Healthcare Consumerism is Different from Traditional Consumerism in Many Ways—But Here’s One Way it’s Not
When it comes to creating smart consumers who are empowered to choose services or products that bring them the most value, healthcare is unlike any other sector. Many of the challenges that come with helping someone “shop” for a service or provider are unique to healthcare.
But there’s a way in which consumerism in healthcare isn’t so different from any other consumer sector: Cost isn’t always the bottom line in purchasing decisions.
Imagine you’re researching options for an upcoming flight. You’re likely to take into account factors like convenience and trust in addition to price. If a flight is slightly less expensive but you have to drive an extra hour to get to that particular airport, chances are you’ll spring for the closer option. Further, if you find a great deal but it’s on an airline you have a negative brand image for (or have never heard of) and therefore don’t trust as much as airlines you’ve flown before, you’re not likely to trade your sense of safety for saving a little money.

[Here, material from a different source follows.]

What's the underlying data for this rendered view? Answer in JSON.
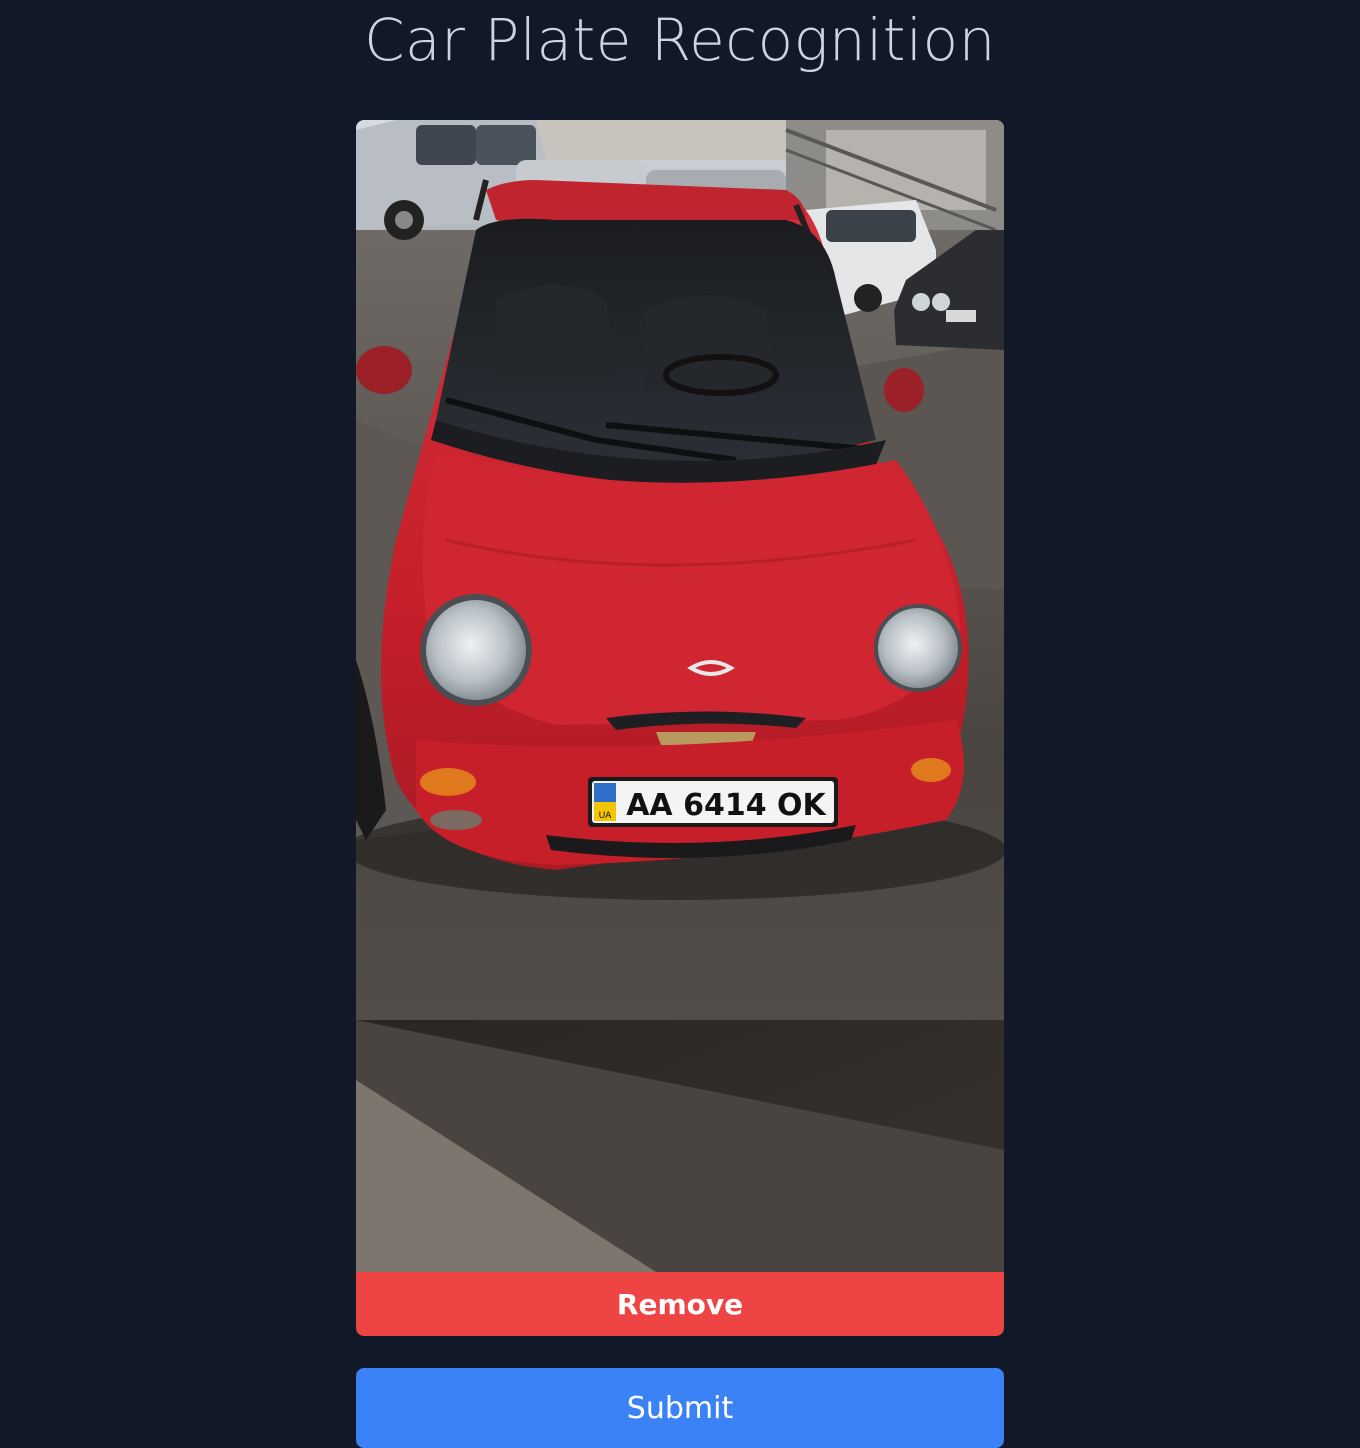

The same idea applies to healthcare consumers. People evaluate trade-offs implicitly, like trust and convenience, when choosing a doctor, a facility, or even a health insurance plan. In order to best help your population get the most value out of their healthcare choices, ask them which trade-offs affect their decision-making the most, and then plan to address them.
We did, and saw this phenomenon illustrated in a study we conducted with the University of Chicago Booth School of Business about MRI decision-making. We learned that consumers considered both convenience (drive-time to facility) and trust (a physician referral), in addition to cost when choosing where to get an MRI. In fact, an analysis of 237 consumers showed that for the average patient, a facility 40 minutes closer to home was worth spending an extra $154 out of pocket, and a physician referral was worth spending $205 more. Unearthing these implicit tradeoffs, enables us to design recommendations of their “best match” when they shop rather than simply showing them lists sorted by price or by distance.
Similarly, people implicitly or explicitly trade off between taking risk (higher deductible), having more choice (broader networks) and premiums (paycheck contributions) when choosing a health plan and decision support tools should come up with the best match to be most effective.
To help us even further craft messaging that works with peoples’ existing consumer tendencies when they’re first learning how to “shop around” for healthcare, we’re currently exploring how and why people choose specific sites of care over others, as well as consumer biases applied to healthcare versus other typical consumer settings.
The success of recommendation engines will depend on how well they understand consumer tradeoffs and simplify the user’s journey to find best matches. The stakes are high–and we are up for this challenge, learning from consumers and designing the next generation of tools to transform healthcare.
What does your organization do to deliver the right recommendation to consumers at just the right time? How are you enabling consumerism?